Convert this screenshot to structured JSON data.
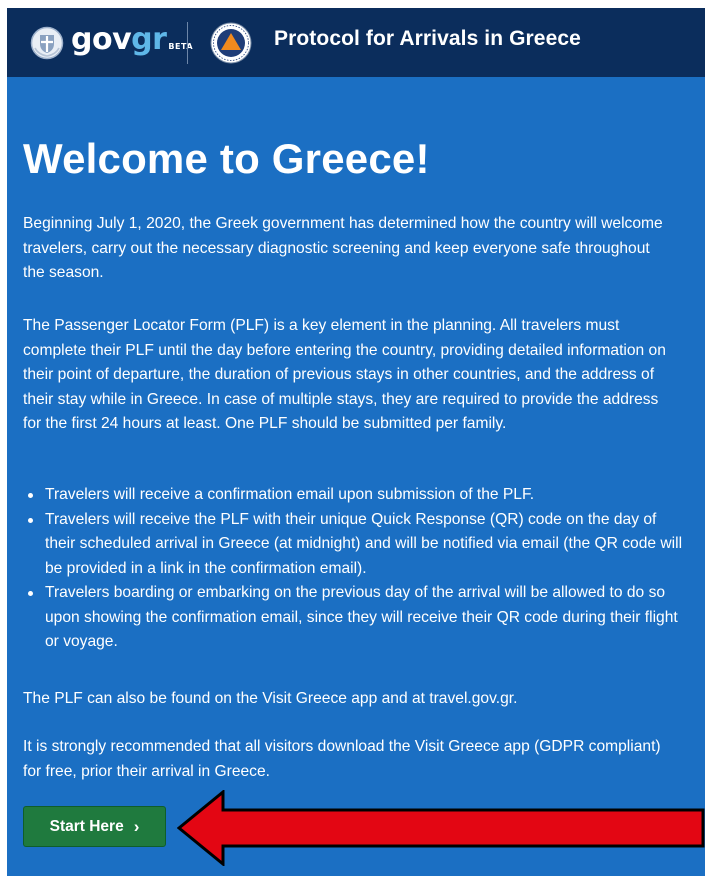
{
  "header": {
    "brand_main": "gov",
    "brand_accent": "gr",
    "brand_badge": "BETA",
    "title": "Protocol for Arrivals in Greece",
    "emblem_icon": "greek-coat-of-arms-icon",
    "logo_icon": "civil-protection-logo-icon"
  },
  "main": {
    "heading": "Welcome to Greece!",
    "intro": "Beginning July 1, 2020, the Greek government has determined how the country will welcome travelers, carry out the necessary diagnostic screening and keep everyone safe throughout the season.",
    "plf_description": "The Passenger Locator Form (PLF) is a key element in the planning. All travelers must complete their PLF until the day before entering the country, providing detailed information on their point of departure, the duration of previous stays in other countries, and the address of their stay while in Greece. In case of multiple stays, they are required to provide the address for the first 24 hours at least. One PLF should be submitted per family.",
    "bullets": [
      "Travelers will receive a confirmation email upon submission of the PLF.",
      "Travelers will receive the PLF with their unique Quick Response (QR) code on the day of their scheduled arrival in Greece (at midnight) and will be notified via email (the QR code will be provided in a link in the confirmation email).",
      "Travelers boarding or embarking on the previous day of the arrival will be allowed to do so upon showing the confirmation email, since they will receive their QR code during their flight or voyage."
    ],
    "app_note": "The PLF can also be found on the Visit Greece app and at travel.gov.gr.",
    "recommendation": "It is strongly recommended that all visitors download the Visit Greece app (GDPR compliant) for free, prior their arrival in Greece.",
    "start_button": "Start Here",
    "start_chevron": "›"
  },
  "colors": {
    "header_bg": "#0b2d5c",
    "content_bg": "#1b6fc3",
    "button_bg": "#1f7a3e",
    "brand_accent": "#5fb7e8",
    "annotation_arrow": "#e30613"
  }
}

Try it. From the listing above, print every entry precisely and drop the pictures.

Result for this exercise.
Convert this screenshot to structured JSON data.
{
  "header": {
    "brand_main": "gov",
    "brand_accent": "gr",
    "brand_badge": "BETA",
    "title": "Protocol for Arrivals in Greece",
    "emblem_icon": "greek-coat-of-arms-icon",
    "logo_icon": "civil-protection-logo-icon"
  },
  "main": {
    "heading": "Welcome to Greece!",
    "intro": "Beginning July 1, 2020, the Greek government has determined how the country will welcome travelers, carry out the necessary diagnostic screening and keep everyone safe throughout the season.",
    "plf_description": "The Passenger Locator Form (PLF) is a key element in the planning. All travelers must complete their PLF until the day before entering the country, providing detailed information on their point of departure, the duration of previous stays in other countries, and the address of their stay while in Greece. In case of multiple stays, they are required to provide the address for the first 24 hours at least. One PLF should be submitted per family.",
    "bullets": [
      "Travelers will receive a confirmation email upon submission of the PLF.",
      "Travelers will receive the PLF with their unique Quick Response (QR) code on the day of their scheduled arrival in Greece (at midnight) and will be notified via email (the QR code will be provided in a link in the confirmation email).",
      "Travelers boarding or embarking on the previous day of the arrival will be allowed to do so upon showing the confirmation email, since they will receive their QR code during their flight or voyage."
    ],
    "app_note": "The PLF can also be found on the Visit Greece app and at travel.gov.gr.",
    "recommendation": "It is strongly recommended that all visitors download the Visit Greece app (GDPR compliant) for free, prior their arrival in Greece.",
    "start_button": "Start Here",
    "start_chevron": "›"
  },
  "colors": {
    "header_bg": "#0b2d5c",
    "content_bg": "#1b6fc3",
    "button_bg": "#1f7a3e",
    "brand_accent": "#5fb7e8",
    "annotation_arrow": "#e30613"
  }
}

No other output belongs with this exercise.